DIRECTIONS — Go through the data below and gather each line containing "Thread".

Stored dataset items
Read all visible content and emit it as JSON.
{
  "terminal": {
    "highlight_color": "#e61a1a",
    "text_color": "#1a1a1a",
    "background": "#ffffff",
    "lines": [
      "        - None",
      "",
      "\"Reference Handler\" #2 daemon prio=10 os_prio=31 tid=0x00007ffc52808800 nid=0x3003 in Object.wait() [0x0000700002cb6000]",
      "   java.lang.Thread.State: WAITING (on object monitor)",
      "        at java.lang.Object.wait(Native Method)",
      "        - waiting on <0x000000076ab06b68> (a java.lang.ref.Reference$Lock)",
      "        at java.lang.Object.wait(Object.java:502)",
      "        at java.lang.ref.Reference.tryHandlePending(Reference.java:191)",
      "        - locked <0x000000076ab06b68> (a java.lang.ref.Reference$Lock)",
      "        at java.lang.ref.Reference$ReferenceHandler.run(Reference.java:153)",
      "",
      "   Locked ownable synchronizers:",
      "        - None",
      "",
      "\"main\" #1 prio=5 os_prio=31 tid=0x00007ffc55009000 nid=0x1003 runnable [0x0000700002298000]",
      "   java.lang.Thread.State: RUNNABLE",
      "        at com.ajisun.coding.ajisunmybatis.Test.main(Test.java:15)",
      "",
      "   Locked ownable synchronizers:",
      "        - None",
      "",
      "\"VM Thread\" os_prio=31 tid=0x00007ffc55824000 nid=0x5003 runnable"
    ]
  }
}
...
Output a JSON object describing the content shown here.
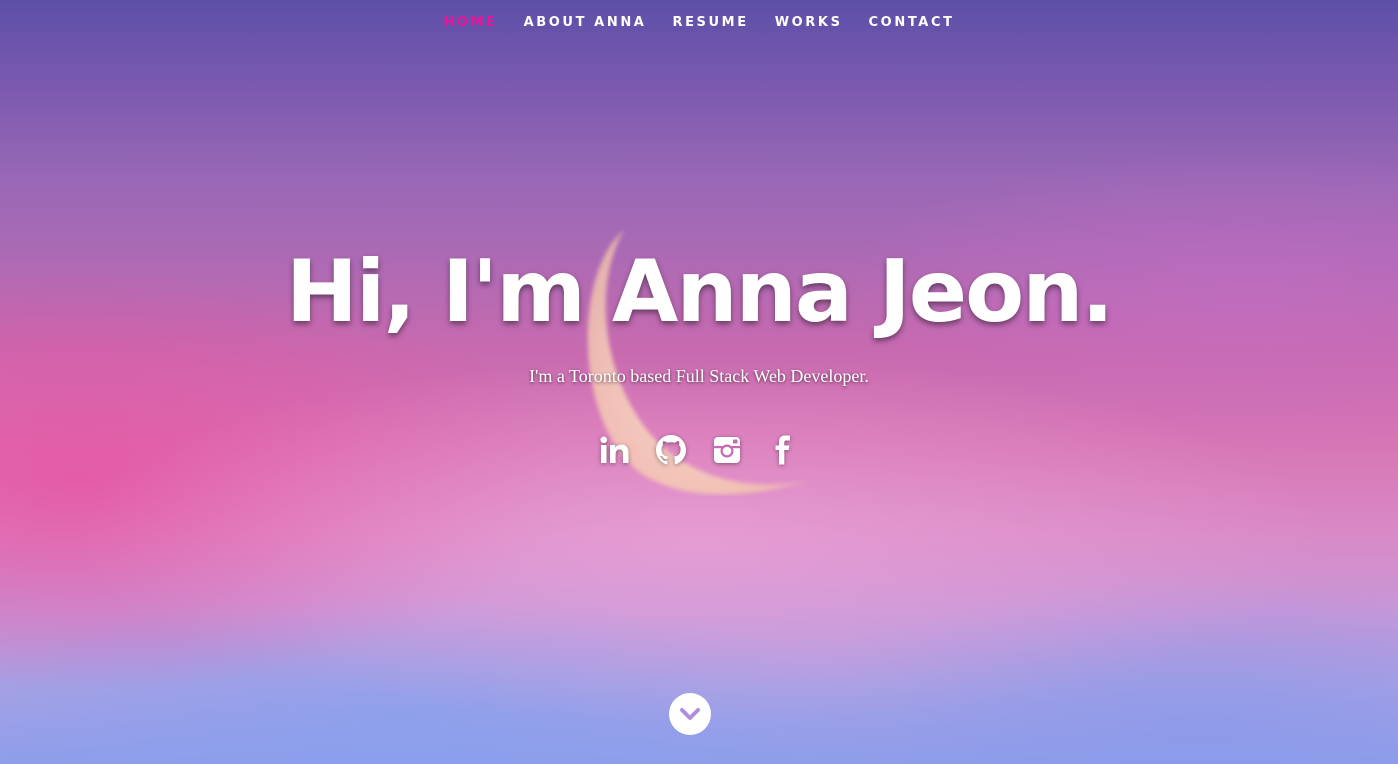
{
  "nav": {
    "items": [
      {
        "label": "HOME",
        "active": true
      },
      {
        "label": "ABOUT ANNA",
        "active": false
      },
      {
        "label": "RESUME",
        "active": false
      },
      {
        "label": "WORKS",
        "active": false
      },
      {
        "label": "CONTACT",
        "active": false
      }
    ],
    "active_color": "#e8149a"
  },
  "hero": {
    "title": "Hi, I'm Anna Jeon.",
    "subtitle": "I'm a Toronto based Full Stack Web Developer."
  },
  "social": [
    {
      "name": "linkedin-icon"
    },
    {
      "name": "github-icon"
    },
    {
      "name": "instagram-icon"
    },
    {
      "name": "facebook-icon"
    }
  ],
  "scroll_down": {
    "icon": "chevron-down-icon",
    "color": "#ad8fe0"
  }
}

TASK RESULT —
      "   java.lang.Thread.State: WAITING (on object monitor)",
      "   java.lang.Thread.State: RUNNABLE",
      "\"VM Thread\" os_prio=31 tid=0x00007ffc55824000 nid=0x5003 runnable"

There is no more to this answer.